For those of you that don’t know, a catch can is a device that is installed in the PCV (Positive Crankcase Ventilation) system. It “catches” all the oil vapor that passes from the crankcase back into the intake system where the crankcase is vented too. This oil vapor, as well as other nasty stuff that come out of the crankcase, has a very low octane rating. When the junk from the crankcase makes it way into the cylinders, it can cause detonation and reduce the performance of the engine.Read More
Dyno tuning is one of the safest and easiest ways to get more power out of your car. You can bolt on parts all day long, but without making the necessary changes in the ECU, not much will come of it. In fact, you might be worse off than if you didn't put those parts on. But strap that car to the rollers for a few hours with an experienced tuner behind the wheel and watch as it suddenly comes alive.Read More
If you are a car guy, specifically a car guy with a turbocharged vehicle, and you spend any time at all on the internet, you have either asked the question at some point yourself and/or seen someone ask the question many times. There is no better way to light yourself an E-fire than to ask this question in a public forum.
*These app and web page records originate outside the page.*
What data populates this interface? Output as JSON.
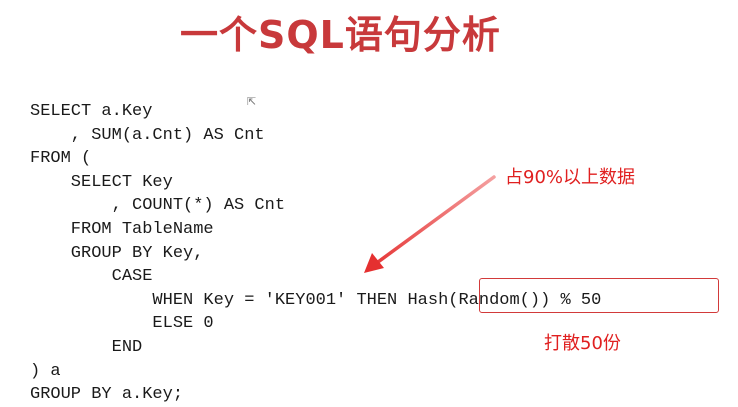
{
  "title": "一个SQL语句分析",
  "code_lines": [
    "SELECT a.Key",
    "    , SUM(a.Cnt) AS Cnt",
    "FROM (",
    "    SELECT Key",
    "        , COUNT(*) AS Cnt",
    "    FROM TableName",
    "    GROUP BY Key,",
    "        CASE",
    "            WHEN Key = 'KEY001' THEN Hash(Random()) % 50",
    "            ELSE 0",
    "        END",
    ") a",
    "GROUP BY a.Key;"
  ],
  "annotations": {
    "top": "占90%以上数据",
    "bottom": "打散50份"
  },
  "colors": {
    "title": "#c8393b",
    "annotation": "#e02020",
    "arrow": "#e53030",
    "highlight_border": "#d23a3a"
  },
  "icons": {
    "cursor": "mouse-pointer-icon"
  }
}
However, there are so many opinions running rampant all over the net, that I don’t really blame people for asking this simple question anymore. There is no definitive answer. So the best way to answer this question is to explain a bit better about the different types of valves so that you can make an informed decision.Read More
One of the most common misconceptions about a vehicle is that the car with the higher horsepower will be the faster car. In my early days as an automotive enthusiast (high school), I too, was very guilty of perpetuating this stereotype. I didn’t understand much about cars back then and because of The Fast and the Furious, all I really knew was that I wanted to put blue underglow on my 1995 F150 so I could be cool too. My friends and I would sit around bench racing different cars based on how much horsepower the internet said they make and in some cases, based on which one had the highest number on the speedometer. Needless to say, my 1995 F150 with a top speedo reading of 85mph always lost, but that is neither here nor there.Read More